All lines in the data below carrying the string "Batch" are to be located and copied.

*** Opening EXERCISE MATERIALS ***

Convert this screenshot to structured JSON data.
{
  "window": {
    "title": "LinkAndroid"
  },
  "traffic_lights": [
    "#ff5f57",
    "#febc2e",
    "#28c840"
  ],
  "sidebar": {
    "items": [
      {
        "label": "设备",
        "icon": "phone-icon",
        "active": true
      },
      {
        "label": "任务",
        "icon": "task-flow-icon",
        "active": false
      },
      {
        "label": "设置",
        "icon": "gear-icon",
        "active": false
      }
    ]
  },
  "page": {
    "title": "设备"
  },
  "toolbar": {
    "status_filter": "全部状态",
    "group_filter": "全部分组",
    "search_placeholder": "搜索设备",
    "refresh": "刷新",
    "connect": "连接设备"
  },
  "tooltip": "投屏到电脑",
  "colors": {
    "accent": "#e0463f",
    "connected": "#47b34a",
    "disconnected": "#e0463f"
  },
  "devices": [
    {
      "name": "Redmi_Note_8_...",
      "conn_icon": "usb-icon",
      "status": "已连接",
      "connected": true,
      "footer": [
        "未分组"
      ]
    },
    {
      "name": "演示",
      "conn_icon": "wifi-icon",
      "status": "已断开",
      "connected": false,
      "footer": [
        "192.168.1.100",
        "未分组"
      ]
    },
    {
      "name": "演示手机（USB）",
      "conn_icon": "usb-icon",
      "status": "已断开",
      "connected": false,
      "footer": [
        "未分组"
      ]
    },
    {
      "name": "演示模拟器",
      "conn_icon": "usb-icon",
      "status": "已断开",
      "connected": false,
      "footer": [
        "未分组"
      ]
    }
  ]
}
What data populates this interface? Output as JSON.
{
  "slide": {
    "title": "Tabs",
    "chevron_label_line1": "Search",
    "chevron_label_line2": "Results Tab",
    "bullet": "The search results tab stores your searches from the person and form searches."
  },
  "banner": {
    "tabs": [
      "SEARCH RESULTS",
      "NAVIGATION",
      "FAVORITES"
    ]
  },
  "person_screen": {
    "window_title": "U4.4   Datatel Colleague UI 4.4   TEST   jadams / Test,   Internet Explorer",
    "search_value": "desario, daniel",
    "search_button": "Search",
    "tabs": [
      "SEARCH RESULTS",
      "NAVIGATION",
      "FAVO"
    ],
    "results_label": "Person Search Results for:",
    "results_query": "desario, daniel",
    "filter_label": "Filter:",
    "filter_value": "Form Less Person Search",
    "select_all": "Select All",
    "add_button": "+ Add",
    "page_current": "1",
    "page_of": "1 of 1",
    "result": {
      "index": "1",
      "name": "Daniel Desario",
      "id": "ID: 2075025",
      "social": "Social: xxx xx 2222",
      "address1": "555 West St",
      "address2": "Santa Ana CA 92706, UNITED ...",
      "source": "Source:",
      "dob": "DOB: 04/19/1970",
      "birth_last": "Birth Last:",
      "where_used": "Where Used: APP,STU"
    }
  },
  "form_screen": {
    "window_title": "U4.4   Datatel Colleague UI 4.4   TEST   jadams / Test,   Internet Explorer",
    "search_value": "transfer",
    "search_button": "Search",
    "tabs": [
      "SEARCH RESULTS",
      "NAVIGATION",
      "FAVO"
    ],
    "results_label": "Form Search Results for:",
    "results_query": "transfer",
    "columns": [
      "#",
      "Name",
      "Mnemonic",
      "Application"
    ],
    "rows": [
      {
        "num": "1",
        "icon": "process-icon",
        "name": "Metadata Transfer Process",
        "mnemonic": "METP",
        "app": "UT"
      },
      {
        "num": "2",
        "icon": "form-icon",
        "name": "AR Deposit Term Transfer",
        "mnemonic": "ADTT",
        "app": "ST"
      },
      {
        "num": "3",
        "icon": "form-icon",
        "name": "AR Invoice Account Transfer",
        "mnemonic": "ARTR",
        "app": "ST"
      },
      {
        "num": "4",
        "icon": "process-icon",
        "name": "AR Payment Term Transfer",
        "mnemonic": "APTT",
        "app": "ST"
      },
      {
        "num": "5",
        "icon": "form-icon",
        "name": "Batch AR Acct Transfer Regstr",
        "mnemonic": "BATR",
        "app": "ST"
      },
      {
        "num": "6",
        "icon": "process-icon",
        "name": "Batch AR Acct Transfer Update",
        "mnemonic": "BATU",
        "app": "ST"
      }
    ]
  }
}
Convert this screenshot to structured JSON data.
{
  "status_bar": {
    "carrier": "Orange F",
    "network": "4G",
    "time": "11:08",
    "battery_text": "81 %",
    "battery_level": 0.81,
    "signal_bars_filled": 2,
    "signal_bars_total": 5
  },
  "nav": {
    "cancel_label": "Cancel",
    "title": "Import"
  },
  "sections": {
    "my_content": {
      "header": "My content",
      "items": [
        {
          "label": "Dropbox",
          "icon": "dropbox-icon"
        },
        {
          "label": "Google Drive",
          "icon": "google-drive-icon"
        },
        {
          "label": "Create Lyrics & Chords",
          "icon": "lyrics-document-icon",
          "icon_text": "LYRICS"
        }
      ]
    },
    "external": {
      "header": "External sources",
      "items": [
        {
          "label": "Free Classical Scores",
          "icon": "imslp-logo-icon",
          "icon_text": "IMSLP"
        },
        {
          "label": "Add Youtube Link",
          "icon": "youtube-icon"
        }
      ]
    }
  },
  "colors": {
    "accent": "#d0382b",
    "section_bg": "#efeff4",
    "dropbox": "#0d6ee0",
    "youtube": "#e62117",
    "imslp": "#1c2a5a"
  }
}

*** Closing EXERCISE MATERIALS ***

**ANSWER SPACE**
        "name": "Batch AR Acct Transfer Regstr",
        "name": "Batch AR Acct Transfer Update",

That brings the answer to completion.